About this exercise => What is needed is each line of the data below that holds the string "Parse".

Dataset rows for apps and sites
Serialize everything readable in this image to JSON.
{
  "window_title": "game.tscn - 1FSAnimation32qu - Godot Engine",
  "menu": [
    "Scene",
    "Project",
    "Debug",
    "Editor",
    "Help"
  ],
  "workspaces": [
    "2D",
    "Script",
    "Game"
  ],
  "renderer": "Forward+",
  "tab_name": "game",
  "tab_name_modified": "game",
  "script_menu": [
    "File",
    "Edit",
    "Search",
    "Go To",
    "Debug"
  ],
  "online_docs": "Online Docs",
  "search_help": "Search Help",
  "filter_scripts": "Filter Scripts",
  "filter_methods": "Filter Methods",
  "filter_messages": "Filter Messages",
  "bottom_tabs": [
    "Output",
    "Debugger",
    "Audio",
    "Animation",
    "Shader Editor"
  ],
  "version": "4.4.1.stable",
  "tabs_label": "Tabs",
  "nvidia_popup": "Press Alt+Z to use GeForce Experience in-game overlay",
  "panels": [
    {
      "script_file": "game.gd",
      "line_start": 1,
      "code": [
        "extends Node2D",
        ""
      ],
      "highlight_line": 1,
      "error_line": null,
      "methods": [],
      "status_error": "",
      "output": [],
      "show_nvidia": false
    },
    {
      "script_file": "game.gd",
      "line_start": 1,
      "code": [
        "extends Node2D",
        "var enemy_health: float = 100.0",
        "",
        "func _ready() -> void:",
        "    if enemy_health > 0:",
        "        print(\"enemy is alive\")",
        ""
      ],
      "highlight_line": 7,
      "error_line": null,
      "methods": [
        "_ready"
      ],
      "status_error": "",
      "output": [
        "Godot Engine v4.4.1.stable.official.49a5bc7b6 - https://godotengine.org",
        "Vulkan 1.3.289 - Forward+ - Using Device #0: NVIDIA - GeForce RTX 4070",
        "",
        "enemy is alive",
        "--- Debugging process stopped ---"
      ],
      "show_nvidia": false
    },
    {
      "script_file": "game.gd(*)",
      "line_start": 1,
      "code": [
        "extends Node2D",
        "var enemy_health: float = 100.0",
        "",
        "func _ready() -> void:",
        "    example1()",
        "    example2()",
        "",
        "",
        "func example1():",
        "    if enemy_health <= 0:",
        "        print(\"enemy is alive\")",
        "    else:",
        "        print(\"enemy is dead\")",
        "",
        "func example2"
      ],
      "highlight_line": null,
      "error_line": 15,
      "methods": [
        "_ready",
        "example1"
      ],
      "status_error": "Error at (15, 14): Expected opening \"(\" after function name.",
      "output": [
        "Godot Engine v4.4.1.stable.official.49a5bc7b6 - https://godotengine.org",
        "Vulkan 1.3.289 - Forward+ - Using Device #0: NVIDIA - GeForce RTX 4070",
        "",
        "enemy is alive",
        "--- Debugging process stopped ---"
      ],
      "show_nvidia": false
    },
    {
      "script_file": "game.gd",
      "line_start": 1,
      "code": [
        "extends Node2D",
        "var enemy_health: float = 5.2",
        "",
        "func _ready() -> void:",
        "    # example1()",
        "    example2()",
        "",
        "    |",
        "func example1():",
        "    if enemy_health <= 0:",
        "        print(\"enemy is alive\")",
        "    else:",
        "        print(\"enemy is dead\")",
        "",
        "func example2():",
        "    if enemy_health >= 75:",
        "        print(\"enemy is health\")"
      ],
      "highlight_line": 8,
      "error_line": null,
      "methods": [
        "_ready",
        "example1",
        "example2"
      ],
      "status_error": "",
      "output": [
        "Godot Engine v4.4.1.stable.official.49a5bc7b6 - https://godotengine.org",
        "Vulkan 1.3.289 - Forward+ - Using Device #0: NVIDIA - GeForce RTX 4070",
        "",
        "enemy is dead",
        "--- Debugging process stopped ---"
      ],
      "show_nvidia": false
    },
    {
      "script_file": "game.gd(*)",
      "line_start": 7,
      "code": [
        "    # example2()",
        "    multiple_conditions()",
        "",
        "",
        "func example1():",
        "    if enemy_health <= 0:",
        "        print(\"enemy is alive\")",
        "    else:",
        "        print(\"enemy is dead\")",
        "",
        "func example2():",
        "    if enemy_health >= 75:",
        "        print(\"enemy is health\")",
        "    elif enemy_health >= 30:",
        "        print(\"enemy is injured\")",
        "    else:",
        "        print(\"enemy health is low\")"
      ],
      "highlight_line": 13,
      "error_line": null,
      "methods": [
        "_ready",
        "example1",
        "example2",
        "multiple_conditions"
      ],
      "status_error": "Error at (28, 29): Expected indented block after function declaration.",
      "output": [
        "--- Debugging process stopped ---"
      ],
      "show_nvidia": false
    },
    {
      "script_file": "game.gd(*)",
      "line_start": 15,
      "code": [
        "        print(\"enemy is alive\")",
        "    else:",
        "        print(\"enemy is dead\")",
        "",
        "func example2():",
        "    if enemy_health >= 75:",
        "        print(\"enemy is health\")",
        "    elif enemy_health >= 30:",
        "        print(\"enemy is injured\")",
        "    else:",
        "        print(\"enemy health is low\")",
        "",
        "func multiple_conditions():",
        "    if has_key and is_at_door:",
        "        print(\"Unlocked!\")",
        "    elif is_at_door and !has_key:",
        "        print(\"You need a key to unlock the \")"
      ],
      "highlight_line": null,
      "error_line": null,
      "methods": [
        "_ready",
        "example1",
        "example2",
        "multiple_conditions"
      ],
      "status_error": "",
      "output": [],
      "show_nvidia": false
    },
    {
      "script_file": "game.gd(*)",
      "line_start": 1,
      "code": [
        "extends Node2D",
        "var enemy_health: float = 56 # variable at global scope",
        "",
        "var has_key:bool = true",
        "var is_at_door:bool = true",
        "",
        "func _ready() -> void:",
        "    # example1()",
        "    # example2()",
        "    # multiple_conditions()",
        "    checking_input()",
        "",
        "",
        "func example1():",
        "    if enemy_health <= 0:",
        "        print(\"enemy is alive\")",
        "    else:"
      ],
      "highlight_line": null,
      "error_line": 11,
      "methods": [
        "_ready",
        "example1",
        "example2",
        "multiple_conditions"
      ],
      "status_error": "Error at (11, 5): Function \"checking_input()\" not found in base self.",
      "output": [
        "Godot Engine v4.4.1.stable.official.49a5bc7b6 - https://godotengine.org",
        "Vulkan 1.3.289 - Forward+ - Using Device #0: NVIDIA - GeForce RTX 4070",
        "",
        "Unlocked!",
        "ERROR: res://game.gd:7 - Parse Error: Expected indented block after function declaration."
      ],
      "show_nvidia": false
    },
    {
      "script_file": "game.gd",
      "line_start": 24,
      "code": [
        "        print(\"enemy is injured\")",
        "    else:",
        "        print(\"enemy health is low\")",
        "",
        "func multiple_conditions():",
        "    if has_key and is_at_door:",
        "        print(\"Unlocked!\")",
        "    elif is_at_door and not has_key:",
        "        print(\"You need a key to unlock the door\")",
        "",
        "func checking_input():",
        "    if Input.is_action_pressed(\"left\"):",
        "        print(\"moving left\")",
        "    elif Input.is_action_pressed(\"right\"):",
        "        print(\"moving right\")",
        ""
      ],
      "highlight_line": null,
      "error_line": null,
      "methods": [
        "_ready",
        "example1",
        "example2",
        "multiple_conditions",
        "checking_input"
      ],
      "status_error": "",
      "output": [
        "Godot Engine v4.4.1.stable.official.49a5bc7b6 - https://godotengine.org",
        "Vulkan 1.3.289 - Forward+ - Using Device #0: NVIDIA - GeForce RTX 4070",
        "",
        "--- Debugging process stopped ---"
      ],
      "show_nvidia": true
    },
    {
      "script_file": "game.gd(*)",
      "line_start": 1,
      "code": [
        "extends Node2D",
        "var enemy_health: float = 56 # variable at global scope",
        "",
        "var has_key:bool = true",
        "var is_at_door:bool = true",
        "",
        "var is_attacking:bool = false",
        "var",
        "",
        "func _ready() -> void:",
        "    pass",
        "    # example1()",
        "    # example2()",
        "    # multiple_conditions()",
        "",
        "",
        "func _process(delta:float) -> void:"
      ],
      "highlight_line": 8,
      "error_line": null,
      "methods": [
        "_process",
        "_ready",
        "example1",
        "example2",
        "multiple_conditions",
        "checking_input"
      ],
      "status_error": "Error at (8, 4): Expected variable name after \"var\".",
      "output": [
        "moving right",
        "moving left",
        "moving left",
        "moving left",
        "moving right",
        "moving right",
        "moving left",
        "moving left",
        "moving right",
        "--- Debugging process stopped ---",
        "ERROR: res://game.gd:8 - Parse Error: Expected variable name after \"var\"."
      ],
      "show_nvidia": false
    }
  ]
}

Answer for the task =>
        "ERROR: res://game.gd:7 - Parse Error: Expected indented block after function declaration."
        "ERROR: res://game.gd:8 - Parse Error: Expected variable name after \"var\"."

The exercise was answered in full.